The Brian Lehrer Show, and Must-Read YA Titles
One commenter asked me to recommend YA titles that would give an adult a sense of the richness of the genre. Here are a few of my favorite YA titles that I think have huge adult appeal:
Someday This Pain Will Be Useful to You by Peter Cameron. I was completely swept away by the voice of this novel and I couldn’t put it down. I would finish one page and then read it again because the writing is so beautiful.
The Absolutely True Diary of a Part-Time Indian by Sherman Alexie. This novel has touched many readers and is destined to become a classic. Alexie’s novel Flight was also published last year; I loved Flight just as much as True Diary, and though Flight was released as an adult title, teens will love it as well. Flight pays tribute to Kurt Vonnegut’s Slaughterhouse-Five, which I read in high school when I was fourteen, and I fell head-over-heels in love with it. It affected me so deeply that I can still quote parts of it from memory. Teaching Slaughterhouse-Five and Flight back-to-back in a high school english class would be amazing.
How I Live Now by Meg Rosoff.

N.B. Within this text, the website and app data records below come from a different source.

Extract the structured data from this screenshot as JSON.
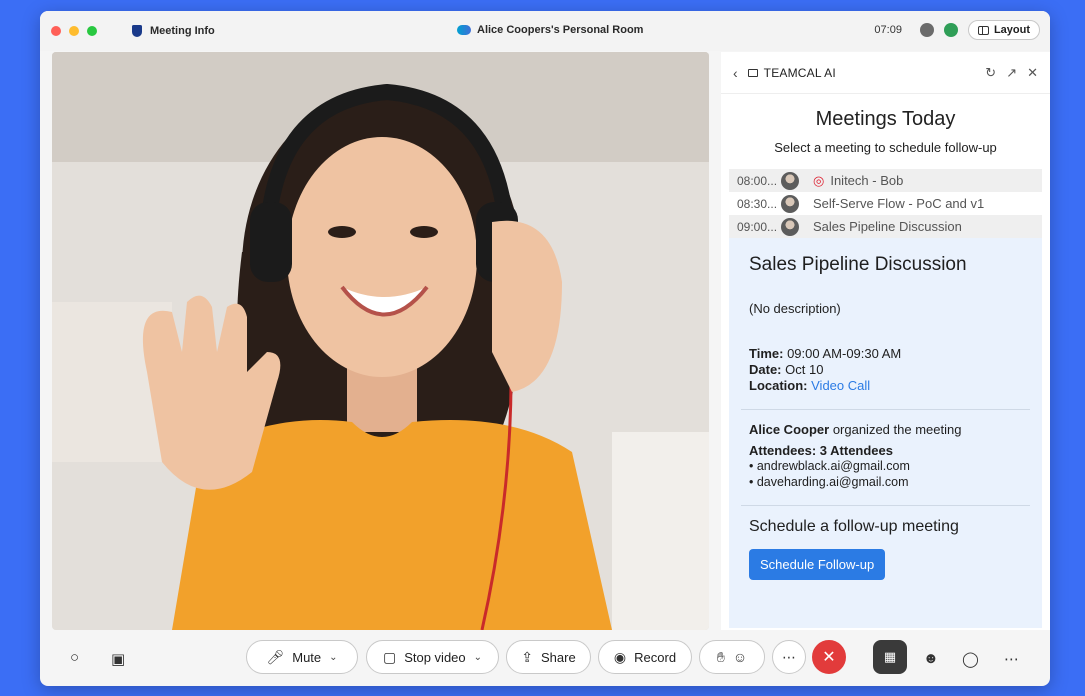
{
  "titlebar": {
    "meeting_info": "Meeting Info",
    "room_title": "Alice Coopers's Personal Room",
    "clock": "07:09",
    "layout_label": "Layout"
  },
  "panel": {
    "brand": "TEAMCAL AI",
    "title": "Meetings Today",
    "subtitle": "Select a meeting to schedule follow-up",
    "meetings": [
      {
        "time": "08:00...",
        "name": "Initech - Bob"
      },
      {
        "time": "08:30...",
        "name": "Self-Serve Flow - PoC and v1"
      },
      {
        "time": "09:00...",
        "name": "Sales Pipeline Discussion"
      }
    ],
    "detail": {
      "title": "Sales Pipeline Discussion",
      "description": "(No description)",
      "time_label": "Time:",
      "time_value": "09:00 AM-09:30 AM",
      "date_label": "Date:",
      "date_value": "Oct 10",
      "location_label": "Location:",
      "location_value": "Video Call",
      "organizer_name": "Alice Cooper",
      "organizer_text": "organized the meeting",
      "attendees_label": "Attendees: 3 Attendees",
      "attendees": [
        "andrewblack.ai@gmail.com",
        "daveharding.ai@gmail.com"
      ],
      "followup_heading": "Schedule a follow-up meeting",
      "followup_button": "Schedule Follow-up"
    }
  },
  "controls": {
    "mute": "Mute",
    "stop_video": "Stop video",
    "share": "Share",
    "record": "Record"
  },
  "colors": {
    "background": "#3b6ef5",
    "accent": "#2b7be4",
    "end_call": "#e23b3b",
    "detail_bg": "#eaf2fd"
  }
}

Meg Rosoff’s novels have been published in so many dual YA and adult editions in different countries that she told me “You need a flow chart to keep track of it.” All three are fantastic.

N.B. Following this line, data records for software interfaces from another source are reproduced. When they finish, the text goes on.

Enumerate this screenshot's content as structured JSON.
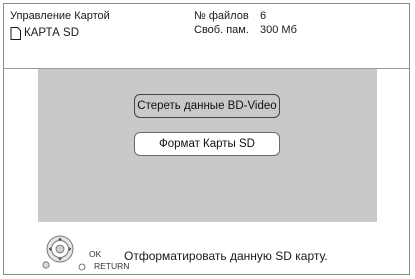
{
  "header": {
    "title": "Управление Картой",
    "card_label": "КАРТА SD",
    "card_icon": "sd-card-icon",
    "stats": [
      {
        "label": "№ файлов",
        "value": "6"
      },
      {
        "label": "Своб. пам.",
        "value": "300 Мб"
      }
    ]
  },
  "menu": {
    "items": [
      {
        "label": "Стереть данные BD-Video",
        "selected": false
      },
      {
        "label": "Формат Карты SD",
        "selected": true
      }
    ]
  },
  "footer": {
    "ok_label": "OK",
    "return_label": "RETURN",
    "hint": "Отформатировать данную SD карту.",
    "remote_icon": "remote-dpad-icon"
  },
  "colors": {
    "panel": "#c9c9c9",
    "border": "#8a8a8a",
    "background": "#ffffff"
  }
}
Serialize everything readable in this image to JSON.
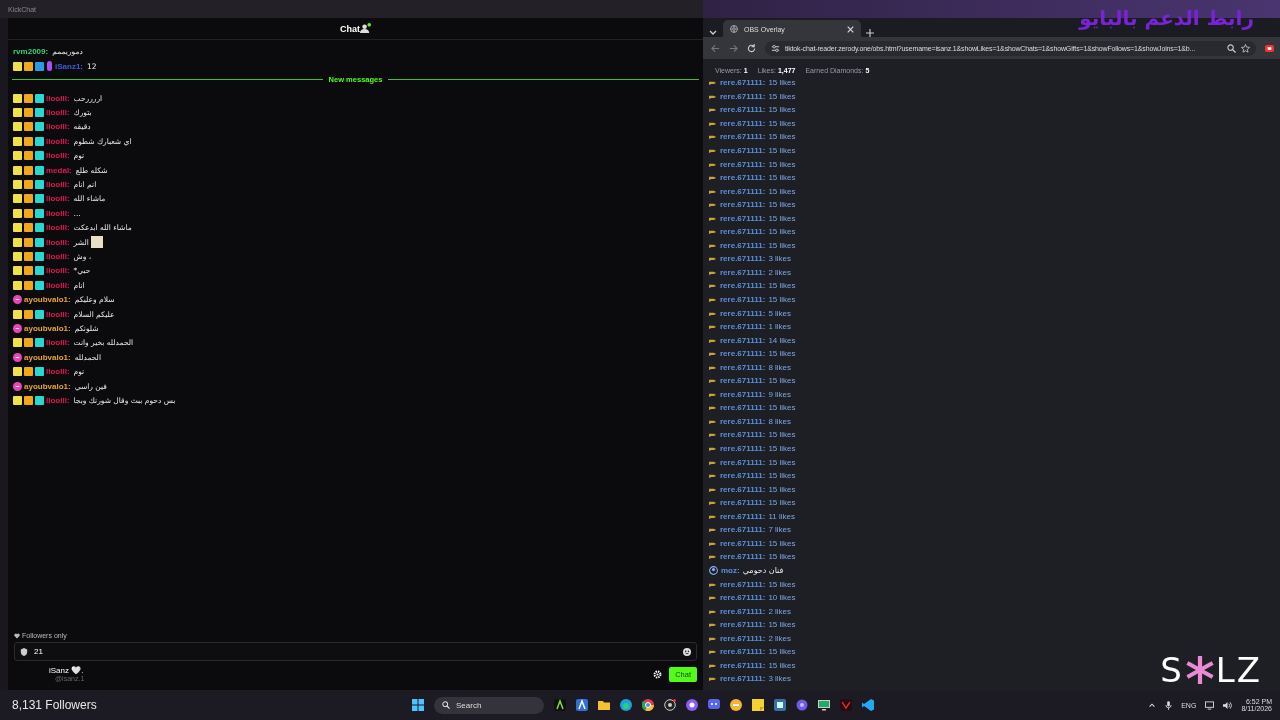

The Arrival by Shaun Tan. This book defies many of the “What makes a YA book” rules since there isn’t even a teenage character–or even a sentence!–in it. It’s a graphic novel composed entirely of illustrations, and I think it was published as YA partly because YA publishers are more open to genre-defying books, and partly because the adult publishing industry has yet to figure out how to market graphic novels successfully. It’s beautifully produced and it’s as large as a coffee table book; it’s the kind of book you can’t help but pick up and pore over.

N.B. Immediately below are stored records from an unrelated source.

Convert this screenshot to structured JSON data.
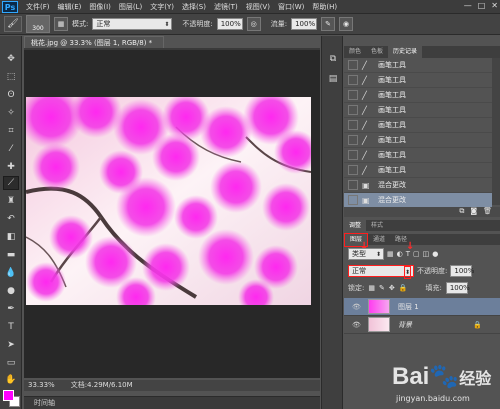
{
  "menubar": {
    "logo": "Ps",
    "items": [
      "文件(F)",
      "编辑(E)",
      "图像(I)",
      "图层(L)",
      "文字(Y)",
      "选择(S)",
      "滤镜(T)",
      "视图(V)",
      "窗口(W)",
      "帮助(H)"
    ],
    "window_buttons": [
      "—",
      "□",
      "✕"
    ]
  },
  "options": {
    "brush_size": "300",
    "mode_label": "模式:",
    "mode_value": "正常",
    "opacity_label": "不透明度:",
    "opacity_value": "100%",
    "flow_label": "流量:",
    "flow_value": "100%"
  },
  "document": {
    "tab_title": "桃花.jpg @ 33.3% (图层 1, RGB/8) *",
    "tab_close": "×"
  },
  "status": {
    "zoom": "33.33%",
    "doc_info": "文档:4.29M/6.10M"
  },
  "timeline": {
    "label": "时间轴"
  },
  "history_panel": {
    "tabs": [
      "颜色",
      "色板",
      "历史记录"
    ],
    "active_tab": "历史记录",
    "items": [
      {
        "label": "画笔工具",
        "icon": "brush-icon"
      },
      {
        "label": "画笔工具",
        "icon": "brush-icon"
      },
      {
        "label": "画笔工具",
        "icon": "brush-icon"
      },
      {
        "label": "画笔工具",
        "icon": "brush-icon"
      },
      {
        "label": "画笔工具",
        "icon": "brush-icon"
      },
      {
        "label": "画笔工具",
        "icon": "brush-icon"
      },
      {
        "label": "画笔工具",
        "icon": "brush-icon"
      },
      {
        "label": "画笔工具",
        "icon": "brush-icon"
      },
      {
        "label": "混合更改",
        "icon": "blend-icon"
      },
      {
        "label": "混合更改",
        "icon": "blend-icon"
      }
    ]
  },
  "adjust_tabs": [
    "调整",
    "样式"
  ],
  "layers_panel": {
    "tabs": [
      "图层",
      "通道",
      "路径"
    ],
    "kind_label": "类型",
    "blend_mode": "正常",
    "opacity_label": "不透明度:",
    "opacity_value": "100%",
    "lock_label": "锁定:",
    "fill_label": "填充:",
    "fill_value": "100%",
    "layers": [
      {
        "name": "图层 1",
        "selected": true
      },
      {
        "name": "背景",
        "selected": false
      }
    ]
  },
  "watermark": {
    "brand": "Bai",
    "brand2": "经验",
    "url": "jingyan.baidu.com"
  },
  "colors": {
    "foreground": "#ff00ff",
    "background": "#ffffff",
    "highlight": "#ff1e1e"
  }
}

In Summer Light by Zibby ONeal. This title is out of print now, but I’m adding it here because I first read it when I was 17 and I’ve re-read it many times since, and it affects me every time. It’s partly the story of a 17-year-old falling in love with a 25-year-old, and though the love is mutual they never act on it. It’s a wonderful portrayal of that unique kind of friendship/romantic love that, even if it’s never acted upon, is still so powerful and is so hard to define, but which ONeal articulates so beautifully. I really hope this book comes back into print sometime, but in the meantime used copies are available here.